• [ACTIVITY]:
The records that follow are to be repeated exactly, with no pictures carried over.

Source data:

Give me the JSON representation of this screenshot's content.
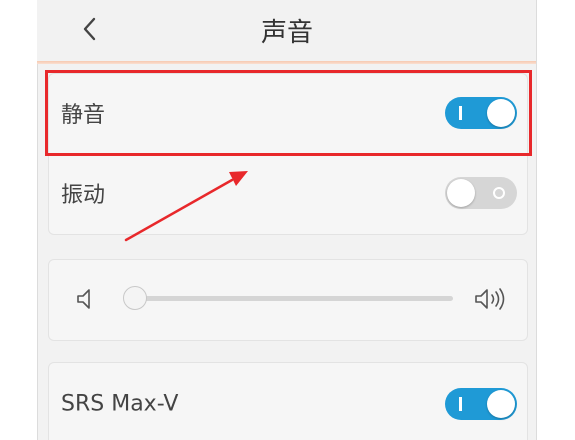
{
  "header": {
    "title": "声音",
    "back_icon": "chevron-left-icon"
  },
  "settings": {
    "mute": {
      "label": "静音",
      "on": true
    },
    "vibrate": {
      "label": "振动",
      "on": false
    },
    "volume": {
      "level": 0.0,
      "low_icon": "volume-low-icon",
      "high_icon": "volume-high-icon"
    },
    "srs": {
      "label": "SRS Max-V",
      "on": true
    }
  },
  "colors": {
    "accent": "#1f9ad6",
    "annotation": "#e8282b",
    "toggle_off": "#d6d6d6",
    "background": "#f2f2f2"
  }
}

• [RESPONSE TO THE EXERCISE]:
Give me the JSON representation of this screenshot's content.
{
  "header": {
    "title": "声音",
    "back_icon": "chevron-left-icon"
  },
  "settings": {
    "mute": {
      "label": "静音",
      "on": true
    },
    "vibrate": {
      "label": "振动",
      "on": false
    },
    "volume": {
      "level": 0.0,
      "low_icon": "volume-low-icon",
      "high_icon": "volume-high-icon"
    },
    "srs": {
      "label": "SRS Max-V",
      "on": true
    }
  },
  "colors": {
    "accent": "#1f9ad6",
    "annotation": "#e8282b",
    "toggle_off": "#d6d6d6",
    "background": "#f2f2f2"
  }
}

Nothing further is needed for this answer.